Ever since he was 17, MichealShea has been addicted to learning about cannabis. He has spent the last few years networking and learning everything he can.
“Cannabis is my passion,” the 22-year-old Manatee County resident said.
Now the Braden River High School graduate is turning that passion into a business, starting Sunshine State Health Solutions, a medical cannabis company in Bradenton.
“In Florida, it’s about the people who really need it as medicine,” Shea said. “Here in Florida, there are a lot of people, especially older people, who need or could use cannabis to help with certain conditions.”
Never miss a local story.
Shea, who was born in Boston, moved to Manatee County when he was 10. After graduating from high school, he worked on an organic chocolate farm in Maui before moving back to Florida in 2014 to work on the passage of Amendment 2. When it failed, Shea moved to South Park, Colo., where he worked in the cannabis industry at a medium-size cultivation facility before moving back in September to work to get Amendment 2 passed.
“I want to see it done right and really the only way in ensuring that is doing it myself,” said Shea, who is listed as the company’s manager with the state.
Sunshine State Health Solutions LLC was registered as a limited liability company with the state Nov. 9, a day after Amendment 2 passed.
The company is owned by Seachange Holdings LLC, which became active Jan. 6 and also has Shea as the registered agent, according to state records.
“Everything is really contingent on what the state does,” Shea said. “I plan on being primarily a cultivation company that grows, processes and packages and that will be distributing to retailers.”
The company will be seeking a Medical Cannabis Treatment Centers license to “commercially cultivate, process and distribute medical cannabis products ranging from raw flower to concentrates,” according to a news release.
Shea envisions one central greenhouse facility in east Manatee County that distributes to retailers in Florida.
“It’s a good location for a greenhouse,” he said. “The Tampa Bay area is the sunniest area in Florida and centrally located with some major highways for distribution.”
Since the state still has to put forth the rules in regard to medical marijuana in Florida, Shea said he hopes to break ground on the greenhouse facility sometime this fall.

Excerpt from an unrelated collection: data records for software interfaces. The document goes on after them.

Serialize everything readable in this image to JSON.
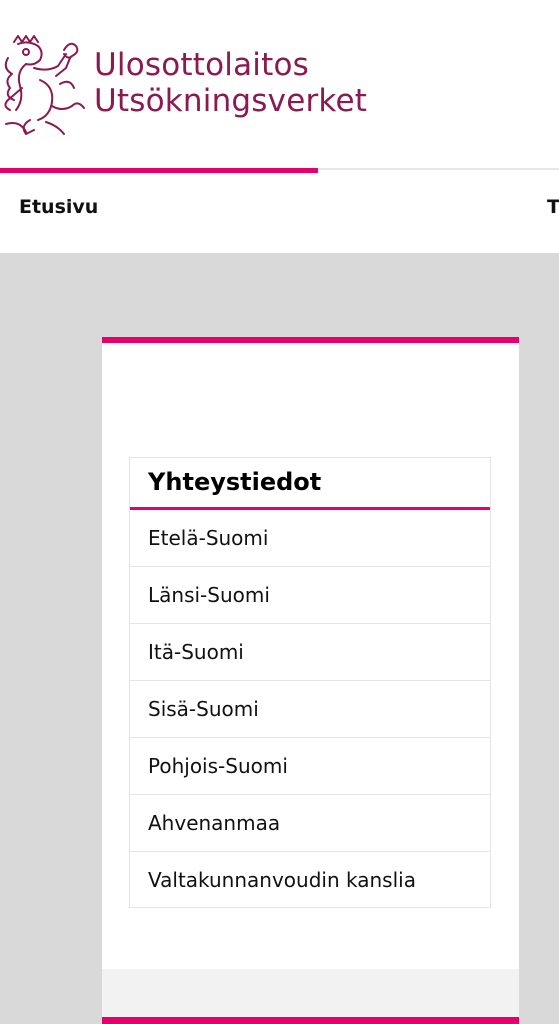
{
  "header": {
    "logo_line1": "Ulosottolaitos",
    "logo_line2": "Utsökningsverket",
    "logo_icon": "finnish-lion-emblem"
  },
  "nav": {
    "items": [
      {
        "label": "Etusivu"
      },
      {
        "label": "T"
      }
    ]
  },
  "contacts": {
    "title": "Yhteystiedot",
    "items": [
      {
        "label": "Etelä-Suomi"
      },
      {
        "label": "Länsi-Suomi"
      },
      {
        "label": "Itä-Suomi"
      },
      {
        "label": "Sisä-Suomi"
      },
      {
        "label": "Pohjois-Suomi"
      },
      {
        "label": "Ahvenanmaa"
      },
      {
        "label": "Valtakunnanvoudin kanslia"
      }
    ]
  },
  "colors": {
    "brand": "#8a1a4f",
    "accent": "#e5006d",
    "background": "#d9d9d9"
  }
}
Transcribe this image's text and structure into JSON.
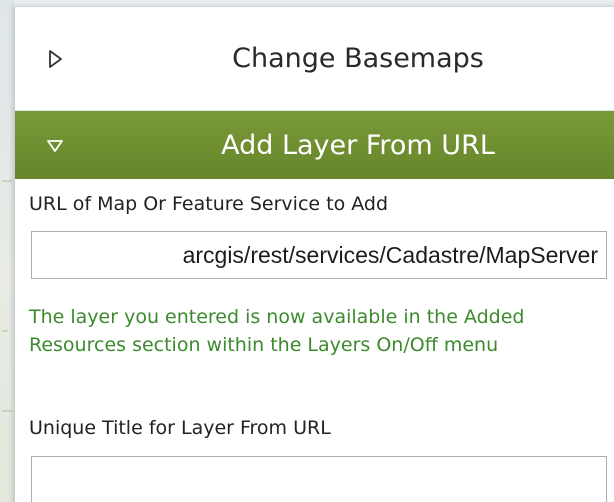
{
  "panel": {
    "sections": [
      {
        "title": "Change Basemaps",
        "state": "collapsed",
        "icon": "triangle-right-icon"
      },
      {
        "title": "Add Layer From URL",
        "state": "expanded",
        "icon": "triangle-down-icon"
      }
    ]
  },
  "form": {
    "url_label": "URL of Map Or Feature Service to Add",
    "url_value": "arcgis/rest/services/Cadastre/MapServer",
    "status_message": "The layer you entered is now available in the Added Resources section within the Layers On/Off menu",
    "title_label": "Unique Title for Layer From URL",
    "title_value": ""
  },
  "colors": {
    "header_green": "#6f8f31",
    "status_green": "#3c8a2e"
  }
}
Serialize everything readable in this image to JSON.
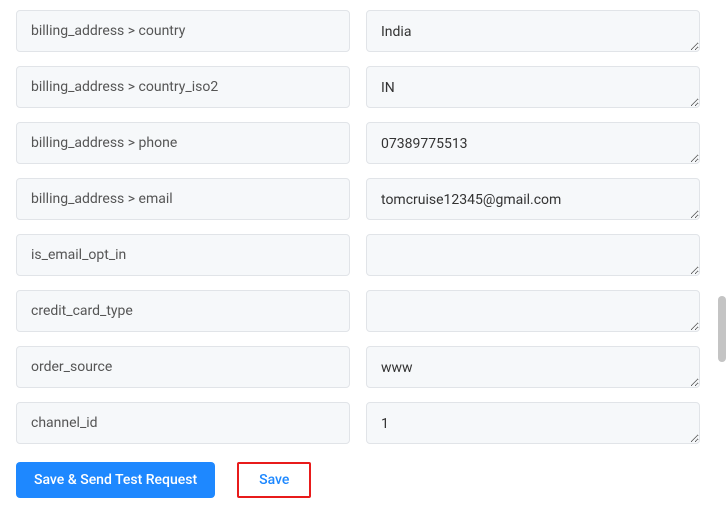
{
  "rows": [
    {
      "key": "billing_address > country",
      "value": "India"
    },
    {
      "key": "billing_address > country_iso2",
      "value": "IN"
    },
    {
      "key": "billing_address > phone",
      "value": "07389775513"
    },
    {
      "key": "billing_address > email",
      "value": "tomcruise12345@gmail.com"
    },
    {
      "key": "is_email_opt_in",
      "value": ""
    },
    {
      "key": "credit_card_type",
      "value": ""
    },
    {
      "key": "order_source",
      "value": "www"
    },
    {
      "key": "channel_id",
      "value": "1"
    }
  ],
  "actions": {
    "save_send_label": "Save & Send Test Request",
    "save_label": "Save"
  }
}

The initial facility would be 50,000 square feet and cost several million dollars with plans to grow into a “several hundred thousand square foot facility, eventually,” Shea said.
Once Shea raises about $100,000, which is necessary for the application and license, then he plans to go to a venture capital firm for the remaining funds.
“If we had the license, we will begin cultivating as soon as we can,” he said, adding that it will take three-and-a-half months from licensure to first harvest.
Both Manatee County and the city of Bradenton have enacted six-month medical marijuana moratoriums. Since medical marijuana is a land use not currently addressed in Manatee County codes, the temporary moratorium, which is similar to what other jurisdictions in the state are doing since Amendment 2 passed, gives the opportunity for the county to review all the laws, Fred Goodrich, a planner with Manatee County, said in December.
Shea said he doesn’t expect the moratorium to affect him.
“I’m not planning on starting a business right now, so it’s not going to affect me in the short term,” he said, adding that he plans to be part of the rule making process both locally and statewide.